(Stored dataset items)
=== Section Start ===
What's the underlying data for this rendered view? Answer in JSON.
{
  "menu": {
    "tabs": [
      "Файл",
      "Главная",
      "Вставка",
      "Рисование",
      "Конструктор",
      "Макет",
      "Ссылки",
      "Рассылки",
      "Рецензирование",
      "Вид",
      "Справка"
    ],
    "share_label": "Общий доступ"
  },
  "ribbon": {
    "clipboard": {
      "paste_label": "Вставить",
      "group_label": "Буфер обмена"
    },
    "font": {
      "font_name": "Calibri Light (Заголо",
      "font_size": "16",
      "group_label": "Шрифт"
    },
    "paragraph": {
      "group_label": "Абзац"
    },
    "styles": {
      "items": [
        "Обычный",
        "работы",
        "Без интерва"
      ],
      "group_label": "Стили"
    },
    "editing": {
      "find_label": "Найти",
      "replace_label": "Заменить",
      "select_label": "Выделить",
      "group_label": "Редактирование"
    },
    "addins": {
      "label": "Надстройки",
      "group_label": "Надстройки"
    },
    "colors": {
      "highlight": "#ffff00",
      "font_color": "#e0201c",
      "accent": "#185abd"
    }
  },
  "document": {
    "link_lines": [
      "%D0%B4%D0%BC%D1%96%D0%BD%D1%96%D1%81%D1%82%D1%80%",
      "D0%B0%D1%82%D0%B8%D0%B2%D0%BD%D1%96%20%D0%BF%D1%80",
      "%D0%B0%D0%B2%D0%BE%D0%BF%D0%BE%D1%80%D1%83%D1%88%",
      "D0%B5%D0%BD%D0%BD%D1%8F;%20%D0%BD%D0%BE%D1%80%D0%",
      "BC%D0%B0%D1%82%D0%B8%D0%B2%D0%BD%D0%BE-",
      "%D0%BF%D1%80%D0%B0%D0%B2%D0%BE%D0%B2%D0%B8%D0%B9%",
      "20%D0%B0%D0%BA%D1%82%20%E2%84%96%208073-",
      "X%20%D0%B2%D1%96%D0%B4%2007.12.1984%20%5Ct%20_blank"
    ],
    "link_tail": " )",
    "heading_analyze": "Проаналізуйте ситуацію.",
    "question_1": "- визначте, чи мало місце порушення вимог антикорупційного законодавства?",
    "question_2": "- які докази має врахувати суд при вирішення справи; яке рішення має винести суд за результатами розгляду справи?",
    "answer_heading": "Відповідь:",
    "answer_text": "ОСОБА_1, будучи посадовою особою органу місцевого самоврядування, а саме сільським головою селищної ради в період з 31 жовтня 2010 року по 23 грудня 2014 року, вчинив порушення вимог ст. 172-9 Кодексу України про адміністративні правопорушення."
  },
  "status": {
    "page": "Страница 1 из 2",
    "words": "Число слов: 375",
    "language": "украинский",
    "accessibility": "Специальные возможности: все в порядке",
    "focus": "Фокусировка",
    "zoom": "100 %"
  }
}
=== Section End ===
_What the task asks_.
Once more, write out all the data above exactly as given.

_Response to the task_.
What's the underlying data for this rendered view? Answer in JSON.
{
  "menu": {
    "tabs": [
      "Файл",
      "Главная",
      "Вставка",
      "Рисование",
      "Конструктор",
      "Макет",
      "Ссылки",
      "Рассылки",
      "Рецензирование",
      "Вид",
      "Справка"
    ],
    "share_label": "Общий доступ"
  },
  "ribbon": {
    "clipboard": {
      "paste_label": "Вставить",
      "group_label": "Буфер обмена"
    },
    "font": {
      "font_name": "Calibri Light (Заголо",
      "font_size": "16",
      "group_label": "Шрифт"
    },
    "paragraph": {
      "group_label": "Абзац"
    },
    "styles": {
      "items": [
        "Обычный",
        "работы",
        "Без интерва"
      ],
      "group_label": "Стили"
    },
    "editing": {
      "find_label": "Найти",
      "replace_label": "Заменить",
      "select_label": "Выделить",
      "group_label": "Редактирование"
    },
    "addins": {
      "label": "Надстройки",
      "group_label": "Надстройки"
    },
    "colors": {
      "highlight": "#ffff00",
      "font_color": "#e0201c",
      "accent": "#185abd"
    }
  },
  "document": {
    "link_lines": [
      "%D0%B4%D0%BC%D1%96%D0%BD%D1%96%D1%81%D1%82%D1%80%",
      "D0%B0%D1%82%D0%B8%D0%B2%D0%BD%D1%96%20%D0%BF%D1%80",
      "%D0%B0%D0%B2%D0%BE%D0%BF%D0%BE%D1%80%D1%83%D1%88%",
      "D0%B5%D0%BD%D0%BD%D1%8F;%20%D0%BD%D0%BE%D1%80%D0%",
      "BC%D0%B0%D1%82%D0%B8%D0%B2%D0%BD%D0%BE-",
      "%D0%BF%D1%80%D0%B0%D0%B2%D0%BE%D0%B2%D0%B8%D0%B9%",
      "20%D0%B0%D0%BA%D1%82%20%E2%84%96%208073-",
      "X%20%D0%B2%D1%96%D0%B4%2007.12.1984%20%5Ct%20_blank"
    ],
    "link_tail": " )",
    "heading_analyze": "Проаналізуйте ситуацію.",
    "question_1": "- визначте, чи мало місце порушення вимог антикорупційного законодавства?",
    "question_2": "- які докази має врахувати суд при вирішення справи; яке рішення має винести суд за результатами розгляду справи?",
    "answer_heading": "Відповідь:",
    "answer_text": "ОСОБА_1, будучи посадовою особою органу місцевого самоврядування, а саме сільським головою селищної ради в період з 31 жовтня 2010 року по 23 грудня 2014 року, вчинив порушення вимог ст. 172-9 Кодексу України про адміністративні правопорушення."
  },
  "status": {
    "page": "Страница 1 из 2",
    "words": "Число слов: 375",
    "language": "украинский",
    "accessibility": "Специальные возможности: все в порядке",
    "focus": "Фокусировка",
    "zoom": "100 %"
  }
}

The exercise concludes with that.